◆ WORK TASK
Leaving out the pictures, restate each record below word for word.

Component data from apps and pages
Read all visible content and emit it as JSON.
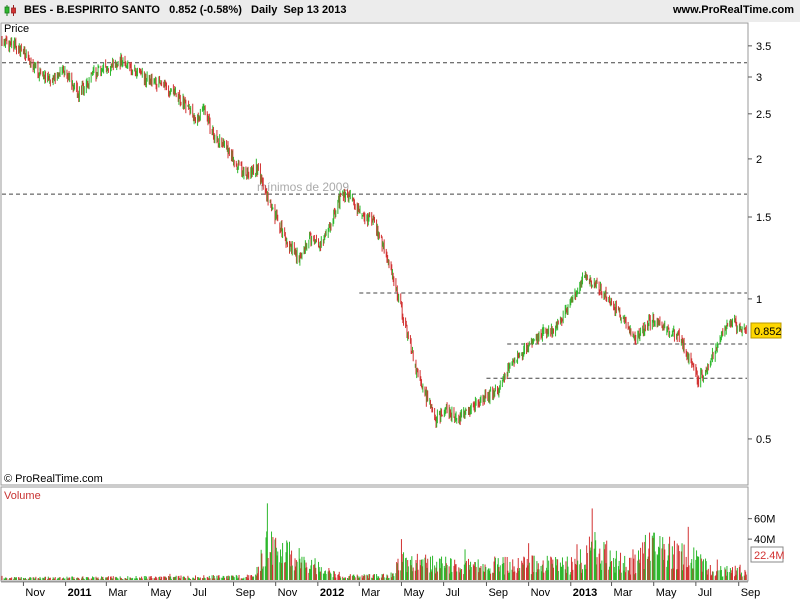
{
  "header": {
    "ticker": "BES",
    "name": "B.ESPIRITO SANTO",
    "last": "0.852",
    "change": "(-0.58%)",
    "period": "Daily",
    "date": "Sep 13 2013",
    "brand": "www.ProRealTime.com"
  },
  "copyright": "© ProRealTime.com",
  "colors": {
    "up": "#2db82d",
    "down": "#d23232",
    "level_line": "#444444",
    "price_badge": "#ffd700"
  },
  "chart_data": [
    {
      "type": "line",
      "title": "Price",
      "price_label": "0.852",
      "annotation": "mínimos de 2009",
      "y_scale": "log",
      "ylim": [
        0.4,
        3.9
      ],
      "yticks": [
        "3.5",
        "3",
        "2.5",
        "2",
        "1.5",
        "1",
        "0.5"
      ],
      "ytick_values": [
        3.5,
        3,
        2.5,
        2,
        1.5,
        1,
        0.5
      ],
      "x_tick_labels": [
        "Nov",
        "2011",
        "Mar",
        "May",
        "Jul",
        "Sep",
        "Nov",
        "2012",
        "Mar",
        "May",
        "Jul",
        "Sep",
        "Nov",
        "2013",
        "Mar",
        "May",
        "Jul",
        "Sep"
      ],
      "x_tick_dates": [
        "2010-11-01",
        "2011-01-01",
        "2011-03-01",
        "2011-05-01",
        "2011-07-01",
        "2011-09-01",
        "2011-11-01",
        "2012-01-01",
        "2012-03-01",
        "2012-05-01",
        "2012-07-01",
        "2012-09-01",
        "2012-11-01",
        "2013-01-01",
        "2013-03-01",
        "2013-05-01",
        "2013-07-01",
        "2013-09-01"
      ],
      "x_range": [
        "2010-10-01",
        "2013-09-13"
      ],
      "levels": [
        {
          "value": 3.22,
          "from": "2010-10-01",
          "to": "2013-09-13"
        },
        {
          "value": 1.68,
          "from": "2010-10-01",
          "to": "2013-09-13"
        },
        {
          "value": 1.03,
          "from": "2012-03-01",
          "to": "2013-09-13"
        },
        {
          "value": 0.8,
          "from": "2012-10-01",
          "to": "2013-09-13"
        },
        {
          "value": 0.675,
          "from": "2012-09-01",
          "to": "2013-09-13"
        }
      ],
      "series": [
        {
          "x": [
            "2010-10-01",
            "2010-10-20",
            "2010-11-05",
            "2010-11-25",
            "2010-12-10",
            "2011-01-01",
            "2011-01-20",
            "2011-02-10",
            "2011-03-01",
            "2011-03-20",
            "2011-04-10",
            "2011-05-01",
            "2011-05-20",
            "2011-06-10",
            "2011-06-25",
            "2011-07-10",
            "2011-07-20",
            "2011-08-05",
            "2011-08-20",
            "2011-09-05",
            "2011-09-20",
            "2011-10-05",
            "2011-10-20",
            "2011-11-05",
            "2011-11-20",
            "2011-12-05",
            "2011-12-20",
            "2012-01-05",
            "2012-01-20",
            "2012-02-05",
            "2012-02-20",
            "2012-03-05",
            "2012-03-20",
            "2012-04-05",
            "2012-04-20",
            "2012-05-05",
            "2012-05-20",
            "2012-06-05",
            "2012-06-20",
            "2012-07-05",
            "2012-07-20",
            "2012-08-05",
            "2012-08-20",
            "2012-09-05",
            "2012-09-20",
            "2012-10-05",
            "2012-10-20",
            "2012-11-05",
            "2012-11-20",
            "2012-12-05",
            "2012-12-20",
            "2013-01-05",
            "2013-01-20",
            "2013-02-05",
            "2013-02-20",
            "2013-03-05",
            "2013-03-20",
            "2013-04-05",
            "2013-04-20",
            "2013-05-05",
            "2013-05-20",
            "2013-06-05",
            "2013-06-20",
            "2013-07-05",
            "2013-07-20",
            "2013-08-05",
            "2013-08-20",
            "2013-09-05",
            "2013-09-13"
          ],
          "y": [
            3.6,
            3.5,
            3.3,
            3.05,
            2.95,
            3.1,
            2.75,
            3.05,
            3.15,
            3.25,
            3.1,
            2.95,
            2.9,
            2.75,
            2.6,
            2.4,
            2.55,
            2.2,
            2.15,
            1.95,
            1.85,
            1.92,
            1.65,
            1.45,
            1.3,
            1.22,
            1.35,
            1.3,
            1.45,
            1.68,
            1.65,
            1.5,
            1.48,
            1.3,
            1.1,
            0.9,
            0.72,
            0.62,
            0.55,
            0.58,
            0.55,
            0.58,
            0.6,
            0.62,
            0.64,
            0.72,
            0.76,
            0.8,
            0.84,
            0.86,
            0.9,
            1.02,
            1.12,
            1.08,
            1.02,
            0.96,
            0.9,
            0.82,
            0.88,
            0.9,
            0.85,
            0.84,
            0.75,
            0.67,
            0.72,
            0.82,
            0.9,
            0.86,
            0.852
          ]
        }
      ]
    },
    {
      "type": "bar",
      "title": "Volume",
      "volume_label": "22.4M",
      "yticks": [
        "60M",
        "40M"
      ],
      "ytick_values": [
        60,
        40
      ],
      "ylim": [
        0,
        90
      ],
      "unit": "millions",
      "series": [
        {
          "x": [
            "2010-10-01",
            "2011-01-01",
            "2011-06-01",
            "2011-10-01",
            "2011-10-20",
            "2012-02-01",
            "2012-04-15",
            "2012-05-01",
            "2012-08-01",
            "2012-11-01",
            "2013-01-10",
            "2013-02-01",
            "2013-04-01",
            "2013-04-20",
            "2013-06-20",
            "2013-08-01",
            "2013-09-13"
          ],
          "values": [
            4,
            5,
            6,
            8,
            75,
            8,
            9,
            40,
            30,
            36,
            35,
            70,
            30,
            72,
            52,
            20,
            22.4
          ]
        }
      ]
    }
  ]
}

◆ OUTPUT
Read all visible content and emit it as JSON.
{
  "header": {
    "ticker": "BES",
    "name": "B.ESPIRITO SANTO",
    "last": "0.852",
    "change": "(-0.58%)",
    "period": "Daily",
    "date": "Sep 13 2013",
    "brand": "www.ProRealTime.com"
  },
  "copyright": "© ProRealTime.com",
  "colors": {
    "up": "#2db82d",
    "down": "#d23232",
    "level_line": "#444444",
    "price_badge": "#ffd700"
  },
  "chart_data": [
    {
      "type": "line",
      "title": "Price",
      "price_label": "0.852",
      "annotation": "mínimos de 2009",
      "y_scale": "log",
      "ylim": [
        0.4,
        3.9
      ],
      "yticks": [
        "3.5",
        "3",
        "2.5",
        "2",
        "1.5",
        "1",
        "0.5"
      ],
      "ytick_values": [
        3.5,
        3,
        2.5,
        2,
        1.5,
        1,
        0.5
      ],
      "x_tick_labels": [
        "Nov",
        "2011",
        "Mar",
        "May",
        "Jul",
        "Sep",
        "Nov",
        "2012",
        "Mar",
        "May",
        "Jul",
        "Sep",
        "Nov",
        "2013",
        "Mar",
        "May",
        "Jul",
        "Sep"
      ],
      "x_tick_dates": [
        "2010-11-01",
        "2011-01-01",
        "2011-03-01",
        "2011-05-01",
        "2011-07-01",
        "2011-09-01",
        "2011-11-01",
        "2012-01-01",
        "2012-03-01",
        "2012-05-01",
        "2012-07-01",
        "2012-09-01",
        "2012-11-01",
        "2013-01-01",
        "2013-03-01",
        "2013-05-01",
        "2013-07-01",
        "2013-09-01"
      ],
      "x_range": [
        "2010-10-01",
        "2013-09-13"
      ],
      "levels": [
        {
          "value": 3.22,
          "from": "2010-10-01",
          "to": "2013-09-13"
        },
        {
          "value": 1.68,
          "from": "2010-10-01",
          "to": "2013-09-13"
        },
        {
          "value": 1.03,
          "from": "2012-03-01",
          "to": "2013-09-13"
        },
        {
          "value": 0.8,
          "from": "2012-10-01",
          "to": "2013-09-13"
        },
        {
          "value": 0.675,
          "from": "2012-09-01",
          "to": "2013-09-13"
        }
      ],
      "series": [
        {
          "x": [
            "2010-10-01",
            "2010-10-20",
            "2010-11-05",
            "2010-11-25",
            "2010-12-10",
            "2011-01-01",
            "2011-01-20",
            "2011-02-10",
            "2011-03-01",
            "2011-03-20",
            "2011-04-10",
            "2011-05-01",
            "2011-05-20",
            "2011-06-10",
            "2011-06-25",
            "2011-07-10",
            "2011-07-20",
            "2011-08-05",
            "2011-08-20",
            "2011-09-05",
            "2011-09-20",
            "2011-10-05",
            "2011-10-20",
            "2011-11-05",
            "2011-11-20",
            "2011-12-05",
            "2011-12-20",
            "2012-01-05",
            "2012-01-20",
            "2012-02-05",
            "2012-02-20",
            "2012-03-05",
            "2012-03-20",
            "2012-04-05",
            "2012-04-20",
            "2012-05-05",
            "2012-05-20",
            "2012-06-05",
            "2012-06-20",
            "2012-07-05",
            "2012-07-20",
            "2012-08-05",
            "2012-08-20",
            "2012-09-05",
            "2012-09-20",
            "2012-10-05",
            "2012-10-20",
            "2012-11-05",
            "2012-11-20",
            "2012-12-05",
            "2012-12-20",
            "2013-01-05",
            "2013-01-20",
            "2013-02-05",
            "2013-02-20",
            "2013-03-05",
            "2013-03-20",
            "2013-04-05",
            "2013-04-20",
            "2013-05-05",
            "2013-05-20",
            "2013-06-05",
            "2013-06-20",
            "2013-07-05",
            "2013-07-20",
            "2013-08-05",
            "2013-08-20",
            "2013-09-05",
            "2013-09-13"
          ],
          "y": [
            3.6,
            3.5,
            3.3,
            3.05,
            2.95,
            3.1,
            2.75,
            3.05,
            3.15,
            3.25,
            3.1,
            2.95,
            2.9,
            2.75,
            2.6,
            2.4,
            2.55,
            2.2,
            2.15,
            1.95,
            1.85,
            1.92,
            1.65,
            1.45,
            1.3,
            1.22,
            1.35,
            1.3,
            1.45,
            1.68,
            1.65,
            1.5,
            1.48,
            1.3,
            1.1,
            0.9,
            0.72,
            0.62,
            0.55,
            0.58,
            0.55,
            0.58,
            0.6,
            0.62,
            0.64,
            0.72,
            0.76,
            0.8,
            0.84,
            0.86,
            0.9,
            1.02,
            1.12,
            1.08,
            1.02,
            0.96,
            0.9,
            0.82,
            0.88,
            0.9,
            0.85,
            0.84,
            0.75,
            0.67,
            0.72,
            0.82,
            0.9,
            0.86,
            0.852
          ]
        }
      ]
    },
    {
      "type": "bar",
      "title": "Volume",
      "volume_label": "22.4M",
      "yticks": [
        "60M",
        "40M"
      ],
      "ytick_values": [
        60,
        40
      ],
      "ylim": [
        0,
        90
      ],
      "unit": "millions",
      "series": [
        {
          "x": [
            "2010-10-01",
            "2011-01-01",
            "2011-06-01",
            "2011-10-01",
            "2011-10-20",
            "2012-02-01",
            "2012-04-15",
            "2012-05-01",
            "2012-08-01",
            "2012-11-01",
            "2013-01-10",
            "2013-02-01",
            "2013-04-01",
            "2013-04-20",
            "2013-06-20",
            "2013-08-01",
            "2013-09-13"
          ],
          "values": [
            4,
            5,
            6,
            8,
            75,
            8,
            9,
            40,
            30,
            36,
            35,
            70,
            30,
            72,
            52,
            20,
            22.4
          ]
        }
      ]
    }
  ]
}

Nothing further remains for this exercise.